may be built as a support to cloths, whose office it is to render the walls wind-tight, and also by lapping over their top, to form a partial roof. Wti'e have already spoken of a broad sod of turf propped up on edge.
" The Thibetan traveller cares for no roof overhead if he can shelter himself from the wind behind a three-foot wall. Hence the numerous little enclosures clustered together like cells of a honeycomb at every halting-place, with one side always raised against the prevailing wind. (Shaw.) These walls are built round shallow pits, each with its rough fireplace in the middle.

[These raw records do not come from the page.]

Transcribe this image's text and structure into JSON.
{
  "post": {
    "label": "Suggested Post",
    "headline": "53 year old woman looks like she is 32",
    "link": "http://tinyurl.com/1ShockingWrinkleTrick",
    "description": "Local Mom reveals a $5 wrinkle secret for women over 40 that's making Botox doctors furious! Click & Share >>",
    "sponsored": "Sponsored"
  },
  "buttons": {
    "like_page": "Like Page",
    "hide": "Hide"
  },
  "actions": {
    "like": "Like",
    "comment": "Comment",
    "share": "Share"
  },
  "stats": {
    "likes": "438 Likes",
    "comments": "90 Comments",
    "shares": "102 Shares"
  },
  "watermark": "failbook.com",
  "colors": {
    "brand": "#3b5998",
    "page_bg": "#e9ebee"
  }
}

Cloths.-Any cloth may be made to give shelter by an arrangement like that in the sketch. The corners of the cloth
should be secured by simple hitches in the rope, and never by knots. The former are sufficient for all purposes of security, but the latter will jam, and you may have to injure both cloth and string to get them loose again. It is convenient to pin the sides of the cloth with a skewer round the ropes. Any strip of wood makes a skewer. Earth should be banked against the lowest edge of the cloth, to keep out the wind, and to prevent its flapping. The sticks may, on an emergency, be replaced by faggots of brushwood, by guns, or by ropes carried down from the overhanging branches of a large tree. (For a sail supported by oars, see "Sail Tent," p. 108.)
Fremont, the American traveller, bivouacked as follows:His rifles were tied together near the muzzles, the butts resting on the ground widely apart ; a knife was laid on the rope that tied them together, to cut it in case of an alarm; over this extempore framework was thrown a large india-rubter